When doing an initial scan of the review comments it can sometimes be hard to figure out what the comment applies to. Arguably, I can always click on the line of code to see the comment in context, but it would be even better if I could see the code context in the list of the comments on top of the review. Many times there are only a couple of comments on the review that are narrowly scoped and providing the context would be extremely helpful in facilitating discussion. It's especially useful once the files are updated since you can no longer see the comments inline on the latest version.
- Mentioned In
- T6876: Differential should preserve inline comments in code through revision updates
- Mentioned Here
- T1460: Add "Done" link to an inline comment
T6876: Differential should preserve inline comments in code through revision updates
T6874: Inline comments should be threaded in the Diffusion top level view.
The main concern here is that type of UI is worse for as many people as it is better for. Our overall intention with Phabricator, specifically, is that it is a product built for improving code quality. For that, our expectations are that comments are well formed and thought out, not short quick snips. We also believe in information density, so the comments are a bit of a "table of contents" and that the discussion should occur directly on the code.
That said there are mocks floating around that add an additional dialog display (code + comments) that could be something you'd be interested in, but I don't see something like that being built for some time.
Here’s an example. There are 2 conversations and some one-offs going on here, but trying to follow what is being discussed is already fairly difficult. This is a mild example - it fit on one screen.

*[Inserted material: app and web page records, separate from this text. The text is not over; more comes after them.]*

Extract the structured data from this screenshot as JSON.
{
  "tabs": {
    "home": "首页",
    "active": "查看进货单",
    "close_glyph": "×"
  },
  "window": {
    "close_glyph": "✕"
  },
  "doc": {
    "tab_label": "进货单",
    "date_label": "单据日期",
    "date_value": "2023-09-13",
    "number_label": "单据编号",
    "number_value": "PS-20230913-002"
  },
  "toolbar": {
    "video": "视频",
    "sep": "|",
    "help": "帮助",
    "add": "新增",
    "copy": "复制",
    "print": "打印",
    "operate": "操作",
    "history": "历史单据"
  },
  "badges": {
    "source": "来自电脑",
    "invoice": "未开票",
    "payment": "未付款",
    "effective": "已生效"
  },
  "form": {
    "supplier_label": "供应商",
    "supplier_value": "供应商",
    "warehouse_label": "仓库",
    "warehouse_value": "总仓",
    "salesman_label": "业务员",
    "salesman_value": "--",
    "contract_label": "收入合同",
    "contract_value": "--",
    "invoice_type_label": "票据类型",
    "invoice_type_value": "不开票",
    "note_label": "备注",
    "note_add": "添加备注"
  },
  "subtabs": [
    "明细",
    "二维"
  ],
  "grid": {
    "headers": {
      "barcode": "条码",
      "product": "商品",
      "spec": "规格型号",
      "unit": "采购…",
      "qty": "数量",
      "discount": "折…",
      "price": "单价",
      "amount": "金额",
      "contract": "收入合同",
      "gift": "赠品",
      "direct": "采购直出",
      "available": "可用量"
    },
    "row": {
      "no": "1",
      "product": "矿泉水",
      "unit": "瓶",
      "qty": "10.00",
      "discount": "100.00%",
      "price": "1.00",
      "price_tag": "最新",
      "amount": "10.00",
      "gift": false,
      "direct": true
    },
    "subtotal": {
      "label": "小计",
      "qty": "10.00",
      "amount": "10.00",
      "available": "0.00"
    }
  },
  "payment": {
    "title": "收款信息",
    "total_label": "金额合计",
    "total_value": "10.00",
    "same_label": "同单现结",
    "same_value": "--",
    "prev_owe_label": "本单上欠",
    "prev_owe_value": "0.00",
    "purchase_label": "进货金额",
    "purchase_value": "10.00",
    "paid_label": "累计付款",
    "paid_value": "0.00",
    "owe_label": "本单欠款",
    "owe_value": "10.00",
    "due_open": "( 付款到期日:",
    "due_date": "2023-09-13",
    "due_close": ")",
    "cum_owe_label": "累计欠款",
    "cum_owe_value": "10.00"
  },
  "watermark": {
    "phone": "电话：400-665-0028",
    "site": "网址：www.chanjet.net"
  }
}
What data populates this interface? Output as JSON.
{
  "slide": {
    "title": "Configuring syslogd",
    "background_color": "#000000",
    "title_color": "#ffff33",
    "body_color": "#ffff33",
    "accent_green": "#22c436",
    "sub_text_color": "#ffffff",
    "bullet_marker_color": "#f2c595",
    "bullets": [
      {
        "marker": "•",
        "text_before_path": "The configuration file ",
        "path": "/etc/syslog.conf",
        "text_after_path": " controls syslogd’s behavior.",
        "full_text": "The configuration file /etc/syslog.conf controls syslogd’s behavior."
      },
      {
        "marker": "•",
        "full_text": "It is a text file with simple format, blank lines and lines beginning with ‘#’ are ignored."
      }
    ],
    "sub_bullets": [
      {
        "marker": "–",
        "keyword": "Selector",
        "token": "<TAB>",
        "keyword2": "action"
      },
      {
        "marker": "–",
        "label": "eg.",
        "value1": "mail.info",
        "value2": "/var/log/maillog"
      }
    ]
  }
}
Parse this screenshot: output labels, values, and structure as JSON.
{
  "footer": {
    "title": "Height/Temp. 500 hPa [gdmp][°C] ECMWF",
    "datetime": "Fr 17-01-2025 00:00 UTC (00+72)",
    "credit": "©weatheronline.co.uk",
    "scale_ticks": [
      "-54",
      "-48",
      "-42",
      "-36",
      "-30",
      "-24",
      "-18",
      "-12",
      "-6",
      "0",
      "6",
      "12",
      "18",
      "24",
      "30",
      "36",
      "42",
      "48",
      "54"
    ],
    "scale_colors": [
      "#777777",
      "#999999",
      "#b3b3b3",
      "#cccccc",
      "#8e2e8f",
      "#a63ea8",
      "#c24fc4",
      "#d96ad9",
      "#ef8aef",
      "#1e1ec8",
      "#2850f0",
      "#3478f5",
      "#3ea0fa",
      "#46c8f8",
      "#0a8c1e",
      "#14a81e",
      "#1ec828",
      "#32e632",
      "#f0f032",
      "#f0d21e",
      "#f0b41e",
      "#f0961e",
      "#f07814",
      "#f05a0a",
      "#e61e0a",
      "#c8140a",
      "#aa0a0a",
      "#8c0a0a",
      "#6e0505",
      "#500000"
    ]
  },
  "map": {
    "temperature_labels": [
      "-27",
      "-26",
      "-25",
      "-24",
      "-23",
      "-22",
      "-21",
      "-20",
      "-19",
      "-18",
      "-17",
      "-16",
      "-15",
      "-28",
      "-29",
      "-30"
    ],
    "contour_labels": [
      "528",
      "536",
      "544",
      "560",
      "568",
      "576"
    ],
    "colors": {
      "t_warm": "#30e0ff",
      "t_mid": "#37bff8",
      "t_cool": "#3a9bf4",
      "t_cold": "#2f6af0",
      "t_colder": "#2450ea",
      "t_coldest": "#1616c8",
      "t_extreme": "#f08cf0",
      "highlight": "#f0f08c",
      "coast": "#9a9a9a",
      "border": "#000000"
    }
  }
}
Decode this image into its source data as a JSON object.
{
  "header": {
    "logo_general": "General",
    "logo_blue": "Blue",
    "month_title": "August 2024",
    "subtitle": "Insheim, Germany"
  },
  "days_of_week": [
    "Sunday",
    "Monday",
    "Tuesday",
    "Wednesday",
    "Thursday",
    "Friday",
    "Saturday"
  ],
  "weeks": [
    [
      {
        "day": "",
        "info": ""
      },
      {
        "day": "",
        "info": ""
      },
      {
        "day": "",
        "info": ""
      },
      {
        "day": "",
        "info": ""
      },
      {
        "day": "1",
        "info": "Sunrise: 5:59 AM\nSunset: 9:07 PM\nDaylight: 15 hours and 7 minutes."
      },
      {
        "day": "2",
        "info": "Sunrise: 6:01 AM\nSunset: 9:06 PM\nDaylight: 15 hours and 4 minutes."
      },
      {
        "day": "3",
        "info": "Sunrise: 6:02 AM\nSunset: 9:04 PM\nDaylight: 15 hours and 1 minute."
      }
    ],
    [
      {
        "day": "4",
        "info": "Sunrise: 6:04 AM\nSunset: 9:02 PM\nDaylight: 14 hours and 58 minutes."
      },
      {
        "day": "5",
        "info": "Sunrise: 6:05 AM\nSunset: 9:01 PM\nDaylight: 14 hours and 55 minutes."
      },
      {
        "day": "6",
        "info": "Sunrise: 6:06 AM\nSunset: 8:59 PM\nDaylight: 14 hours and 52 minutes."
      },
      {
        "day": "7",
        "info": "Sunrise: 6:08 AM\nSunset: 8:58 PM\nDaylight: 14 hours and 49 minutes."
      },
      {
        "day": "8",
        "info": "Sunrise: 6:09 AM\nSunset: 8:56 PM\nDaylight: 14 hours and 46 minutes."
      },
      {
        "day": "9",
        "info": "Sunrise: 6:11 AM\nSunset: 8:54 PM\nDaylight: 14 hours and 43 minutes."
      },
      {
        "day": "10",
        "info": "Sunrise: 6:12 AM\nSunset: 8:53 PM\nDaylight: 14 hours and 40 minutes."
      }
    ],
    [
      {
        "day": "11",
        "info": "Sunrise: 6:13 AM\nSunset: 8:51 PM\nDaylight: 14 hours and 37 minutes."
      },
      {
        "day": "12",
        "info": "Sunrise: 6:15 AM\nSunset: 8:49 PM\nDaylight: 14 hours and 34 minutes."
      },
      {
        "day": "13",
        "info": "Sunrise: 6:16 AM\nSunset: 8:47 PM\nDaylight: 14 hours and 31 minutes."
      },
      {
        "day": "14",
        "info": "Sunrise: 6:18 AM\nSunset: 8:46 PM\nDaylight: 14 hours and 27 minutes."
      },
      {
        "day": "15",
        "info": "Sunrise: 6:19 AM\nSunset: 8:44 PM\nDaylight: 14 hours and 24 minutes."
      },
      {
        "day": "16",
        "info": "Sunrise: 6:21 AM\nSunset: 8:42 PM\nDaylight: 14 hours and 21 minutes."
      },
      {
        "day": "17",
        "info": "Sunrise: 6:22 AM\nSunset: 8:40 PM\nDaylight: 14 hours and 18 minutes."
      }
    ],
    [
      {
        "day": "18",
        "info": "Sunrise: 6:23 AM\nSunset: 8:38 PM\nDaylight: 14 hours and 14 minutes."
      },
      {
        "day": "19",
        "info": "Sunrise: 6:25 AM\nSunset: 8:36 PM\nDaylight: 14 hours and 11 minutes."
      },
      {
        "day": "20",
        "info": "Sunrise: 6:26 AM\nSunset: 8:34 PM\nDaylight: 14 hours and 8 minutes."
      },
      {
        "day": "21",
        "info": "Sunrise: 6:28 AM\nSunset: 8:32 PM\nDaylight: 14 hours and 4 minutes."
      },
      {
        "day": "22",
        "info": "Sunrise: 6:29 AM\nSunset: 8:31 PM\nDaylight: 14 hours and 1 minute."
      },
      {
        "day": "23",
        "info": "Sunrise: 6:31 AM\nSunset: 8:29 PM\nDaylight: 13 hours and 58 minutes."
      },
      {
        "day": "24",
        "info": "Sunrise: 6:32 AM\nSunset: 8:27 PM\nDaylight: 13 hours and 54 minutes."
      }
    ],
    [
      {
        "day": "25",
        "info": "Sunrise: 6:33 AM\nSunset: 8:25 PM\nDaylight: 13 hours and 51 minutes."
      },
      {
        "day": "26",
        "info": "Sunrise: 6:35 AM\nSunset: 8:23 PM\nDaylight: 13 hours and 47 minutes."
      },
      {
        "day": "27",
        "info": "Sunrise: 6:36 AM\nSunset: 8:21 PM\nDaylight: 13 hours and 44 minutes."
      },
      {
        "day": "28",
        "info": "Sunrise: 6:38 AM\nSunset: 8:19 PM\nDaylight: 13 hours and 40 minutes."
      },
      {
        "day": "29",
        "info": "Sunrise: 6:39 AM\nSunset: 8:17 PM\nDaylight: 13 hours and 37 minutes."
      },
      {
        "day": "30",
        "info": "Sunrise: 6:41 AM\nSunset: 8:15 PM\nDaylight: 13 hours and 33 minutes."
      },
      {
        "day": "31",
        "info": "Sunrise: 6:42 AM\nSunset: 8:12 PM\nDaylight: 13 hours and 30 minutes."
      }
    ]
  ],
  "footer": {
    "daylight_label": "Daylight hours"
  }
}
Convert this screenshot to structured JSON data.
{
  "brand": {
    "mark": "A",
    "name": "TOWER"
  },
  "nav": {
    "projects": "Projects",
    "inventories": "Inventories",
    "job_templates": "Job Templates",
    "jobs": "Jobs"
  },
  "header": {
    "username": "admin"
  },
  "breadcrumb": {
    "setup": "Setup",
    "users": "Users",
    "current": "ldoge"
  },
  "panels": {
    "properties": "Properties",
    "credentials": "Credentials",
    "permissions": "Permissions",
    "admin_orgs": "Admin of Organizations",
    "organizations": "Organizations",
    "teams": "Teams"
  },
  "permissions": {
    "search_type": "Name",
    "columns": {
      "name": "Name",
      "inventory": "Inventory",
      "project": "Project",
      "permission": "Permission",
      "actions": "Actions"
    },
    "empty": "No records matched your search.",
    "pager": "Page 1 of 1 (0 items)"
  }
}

Our general recommendation is for people who unhappy with various aspects of Phabricator is that they should fork the project to meet their company's needs. Differential improvements / overhauls aren't on the current roadmap and suggestions are unlikely to thoughtfully addressed for years. We're simply too small (3 people) for spend as much time as the community sometimes wants debating fine details.